Programming note: Catch the Kings on Friday when they take on the L.A. Clippers in Sacramento -- coverage begins at 7 p.m. on Comcast SportsNet California
The Sacramento Kings remained Sacramento's. They overturned their front office and coaching staff. They married themselves to the Sacramento power structure. They are now architects, marketers, economists, politicians – all seeking out the cutting edge of the new frontier that the franchise has never really been. They are in many ways an expansion team, with an open field to define themselves in any way they want.
That’s what nearly being shipped off to another state can do for you. It clears your head to the reality that the old ideas stop being ideas and just become old. It is, in many ways, the best thing that could have happened to this franchise.
But now comes the hard part. Winning games and being noticed. That's going to be a much longer process.
The Warriors did that, but if you ask for the blueprint by which it occurred, they cannot provide it for you because so much of what they are now is due to a combination of brains and luck.
They are now America’s new crush, chosen to an almost irrational degree to be The Next Big Thing. They did not plan it to go this way, to be sure. They got desperate enough to blow up the old template, and then lucked into a series of moves that worked out beyond their wildest dreams. They hired an ex-agent to be the general manager. They hired a preacher and talking head to be their head coach. They built their team around their shooting guard, an old Warrior concept, but actually spent more energy building their inside and defensive games. They stopped saying how good their fans are, gave them things they didn’t expect, and rewarded them for being so good.
The Kings are hoping to recreate that 90 miles up the road, but it won’t work just that way. It can’t. Even with a new owner (Vivek Ranadive), general manager (Pete D’Alessandro), coach (Michael Malone) and focal point (DeMarcus Cousins, if he really is keen to reinvent himself), this is an ocean liner and it takes time to turn it about.
First, though, they have to acknowledge their history clearly and frankly. Joe Lacob didn’t want that burden in Oakland, repeatedly saying, “That history isn’t ours,” but of course it was, as he found out on multiple occasions, most notably the Chris Mullin Night gaffe-o-rama. The history lingers until new history is provided.
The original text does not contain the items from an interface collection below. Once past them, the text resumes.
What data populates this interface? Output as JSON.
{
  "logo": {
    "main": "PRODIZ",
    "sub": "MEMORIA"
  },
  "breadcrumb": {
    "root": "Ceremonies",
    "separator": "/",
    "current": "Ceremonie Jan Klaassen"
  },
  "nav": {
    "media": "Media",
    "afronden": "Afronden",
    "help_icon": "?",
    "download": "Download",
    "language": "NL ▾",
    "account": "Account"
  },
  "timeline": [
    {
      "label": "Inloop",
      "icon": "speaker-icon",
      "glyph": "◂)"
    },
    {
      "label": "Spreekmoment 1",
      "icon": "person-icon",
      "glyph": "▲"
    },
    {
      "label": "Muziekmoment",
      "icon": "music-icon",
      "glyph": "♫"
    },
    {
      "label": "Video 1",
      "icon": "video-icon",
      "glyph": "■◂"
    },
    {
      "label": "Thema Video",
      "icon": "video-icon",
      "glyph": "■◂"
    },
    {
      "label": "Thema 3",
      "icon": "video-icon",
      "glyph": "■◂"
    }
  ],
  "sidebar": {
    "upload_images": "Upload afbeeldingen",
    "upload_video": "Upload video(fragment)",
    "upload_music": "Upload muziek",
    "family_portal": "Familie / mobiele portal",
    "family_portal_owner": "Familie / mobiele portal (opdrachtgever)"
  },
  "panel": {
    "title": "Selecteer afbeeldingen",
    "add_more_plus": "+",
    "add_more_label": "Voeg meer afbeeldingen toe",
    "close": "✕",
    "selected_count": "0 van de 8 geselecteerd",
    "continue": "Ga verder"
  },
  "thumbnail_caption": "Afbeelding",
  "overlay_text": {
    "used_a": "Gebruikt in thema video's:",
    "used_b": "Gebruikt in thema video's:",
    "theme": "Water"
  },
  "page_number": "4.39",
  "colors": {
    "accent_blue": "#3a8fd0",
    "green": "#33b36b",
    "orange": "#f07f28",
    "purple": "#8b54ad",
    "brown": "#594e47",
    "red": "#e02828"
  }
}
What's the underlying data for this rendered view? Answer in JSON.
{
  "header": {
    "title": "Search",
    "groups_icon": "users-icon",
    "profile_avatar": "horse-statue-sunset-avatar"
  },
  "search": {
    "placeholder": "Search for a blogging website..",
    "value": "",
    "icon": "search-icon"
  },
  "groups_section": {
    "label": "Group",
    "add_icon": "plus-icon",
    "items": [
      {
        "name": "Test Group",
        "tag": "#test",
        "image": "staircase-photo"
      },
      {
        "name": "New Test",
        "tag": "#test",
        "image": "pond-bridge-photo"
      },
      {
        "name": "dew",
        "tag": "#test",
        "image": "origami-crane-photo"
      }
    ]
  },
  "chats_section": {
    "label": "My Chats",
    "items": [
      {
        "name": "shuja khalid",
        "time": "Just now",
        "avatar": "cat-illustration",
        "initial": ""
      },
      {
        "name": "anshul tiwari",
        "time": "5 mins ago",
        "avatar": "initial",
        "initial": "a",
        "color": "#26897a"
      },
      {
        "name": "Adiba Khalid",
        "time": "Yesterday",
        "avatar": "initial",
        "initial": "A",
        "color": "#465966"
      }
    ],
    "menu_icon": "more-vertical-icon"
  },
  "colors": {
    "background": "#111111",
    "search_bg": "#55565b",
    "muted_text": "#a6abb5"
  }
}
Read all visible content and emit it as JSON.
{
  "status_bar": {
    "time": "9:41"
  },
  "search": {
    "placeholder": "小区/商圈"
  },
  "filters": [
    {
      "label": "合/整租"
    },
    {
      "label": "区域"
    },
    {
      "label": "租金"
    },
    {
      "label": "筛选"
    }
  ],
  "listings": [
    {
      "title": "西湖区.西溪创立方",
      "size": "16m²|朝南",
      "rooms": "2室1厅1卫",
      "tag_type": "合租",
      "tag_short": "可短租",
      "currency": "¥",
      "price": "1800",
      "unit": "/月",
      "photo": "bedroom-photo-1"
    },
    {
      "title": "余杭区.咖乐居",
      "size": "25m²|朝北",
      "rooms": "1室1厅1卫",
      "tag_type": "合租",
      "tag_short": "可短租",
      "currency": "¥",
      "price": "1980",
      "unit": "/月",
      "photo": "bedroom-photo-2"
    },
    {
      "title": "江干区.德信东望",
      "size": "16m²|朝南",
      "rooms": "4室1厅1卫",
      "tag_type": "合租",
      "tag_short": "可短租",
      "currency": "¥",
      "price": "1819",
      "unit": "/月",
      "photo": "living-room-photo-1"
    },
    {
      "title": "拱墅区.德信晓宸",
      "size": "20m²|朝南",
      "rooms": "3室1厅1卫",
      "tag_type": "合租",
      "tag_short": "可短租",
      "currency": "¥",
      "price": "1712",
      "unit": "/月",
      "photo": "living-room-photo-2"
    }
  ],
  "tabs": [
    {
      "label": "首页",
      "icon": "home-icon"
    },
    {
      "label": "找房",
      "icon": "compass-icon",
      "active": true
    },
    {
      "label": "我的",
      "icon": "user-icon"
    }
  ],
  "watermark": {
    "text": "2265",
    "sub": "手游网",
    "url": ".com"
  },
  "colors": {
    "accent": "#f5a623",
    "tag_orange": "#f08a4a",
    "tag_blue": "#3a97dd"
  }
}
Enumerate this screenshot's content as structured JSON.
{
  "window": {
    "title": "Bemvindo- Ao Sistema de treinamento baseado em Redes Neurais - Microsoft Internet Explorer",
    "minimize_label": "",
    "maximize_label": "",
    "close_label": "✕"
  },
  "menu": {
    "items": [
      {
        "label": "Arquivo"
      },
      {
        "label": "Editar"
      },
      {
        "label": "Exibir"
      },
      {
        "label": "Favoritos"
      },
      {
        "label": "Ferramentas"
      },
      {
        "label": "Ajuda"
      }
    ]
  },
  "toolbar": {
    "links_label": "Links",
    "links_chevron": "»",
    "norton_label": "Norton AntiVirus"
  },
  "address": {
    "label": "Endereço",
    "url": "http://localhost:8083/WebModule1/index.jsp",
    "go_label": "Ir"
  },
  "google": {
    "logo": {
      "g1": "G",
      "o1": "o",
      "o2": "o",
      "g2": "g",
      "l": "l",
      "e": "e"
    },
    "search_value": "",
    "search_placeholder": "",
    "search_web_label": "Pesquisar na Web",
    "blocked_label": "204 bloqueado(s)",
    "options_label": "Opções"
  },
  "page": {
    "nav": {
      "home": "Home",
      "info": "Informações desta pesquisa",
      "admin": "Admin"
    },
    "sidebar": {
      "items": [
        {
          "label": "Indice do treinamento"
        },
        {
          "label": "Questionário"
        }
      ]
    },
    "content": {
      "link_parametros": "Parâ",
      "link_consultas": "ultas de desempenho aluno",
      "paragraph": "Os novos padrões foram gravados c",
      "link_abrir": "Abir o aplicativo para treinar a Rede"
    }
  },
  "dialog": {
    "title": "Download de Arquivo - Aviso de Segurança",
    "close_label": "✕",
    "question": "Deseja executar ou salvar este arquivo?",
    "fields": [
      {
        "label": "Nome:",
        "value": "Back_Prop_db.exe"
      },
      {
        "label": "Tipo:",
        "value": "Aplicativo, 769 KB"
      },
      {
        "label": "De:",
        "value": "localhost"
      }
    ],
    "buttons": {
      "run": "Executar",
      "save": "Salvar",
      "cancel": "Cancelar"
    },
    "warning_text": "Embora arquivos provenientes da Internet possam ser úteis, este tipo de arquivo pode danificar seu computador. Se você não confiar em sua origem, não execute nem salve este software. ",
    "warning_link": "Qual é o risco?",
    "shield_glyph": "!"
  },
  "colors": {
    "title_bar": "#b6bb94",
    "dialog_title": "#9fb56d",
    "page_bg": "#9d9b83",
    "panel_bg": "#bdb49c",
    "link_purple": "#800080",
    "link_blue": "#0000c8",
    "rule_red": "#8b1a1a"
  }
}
Ranadive has not yet provided that history – only new faces and the hope of a brighter day. His move on Opening Night should be clear and unambiguous – a brief statement that goes like this:
“Don’t trust us yet. We’re new, and we will make mistakes. Even if we are lucky enough to find our own Stephen Curry, and even if Mike Malone is as skilled a people person as he is a tactician, and even if DeMarcus Cousins really is a new man, you shouldn’t buy any of that based on our say-so. Make us prove it to you. Make us show you that we walk what we talk. You’ve watched too much bad basketball for too long for us to promise anything like a quick fix. You deserve that level of honesty.”
And part of that honesty is acknowledging that the Kings are a .333 team with a lot of rebuilding to do. Cousins is intriguing because of his immense talent and his agreeable work rate in the preseason. The defense, which has been God-awful in the past, was more like merely substandard in the preseason, already a dramatic improvement. Isaiah Thomas can be equally troublesome either as a starter or coming off the bench for Greivis Vasquez. Ben McLemore will be a useful rookie, and Patrick Patterson is hugely important, at least for the now.
This is, however, a roster that looks in one significant way like the Warrior roster of two years ago. Much of it will be gone. The Lacob Warriors needed two years to figure out what they didn’t have and to go out and get it, and it is fair to assume it will take a similar time for the Ranadive Kings.
As long as Ranadive, D’Alessandro, et.al. openly and honestly acknowledge what the Kings have not been, and what they are now, the easier will be the transition to what they can become. Percentages say this will be a long, hard slog, but the Kings are at least and at last positioned to go in an actual direction. In comparison to six months ago, even this must seem like the Western Conference semifinals.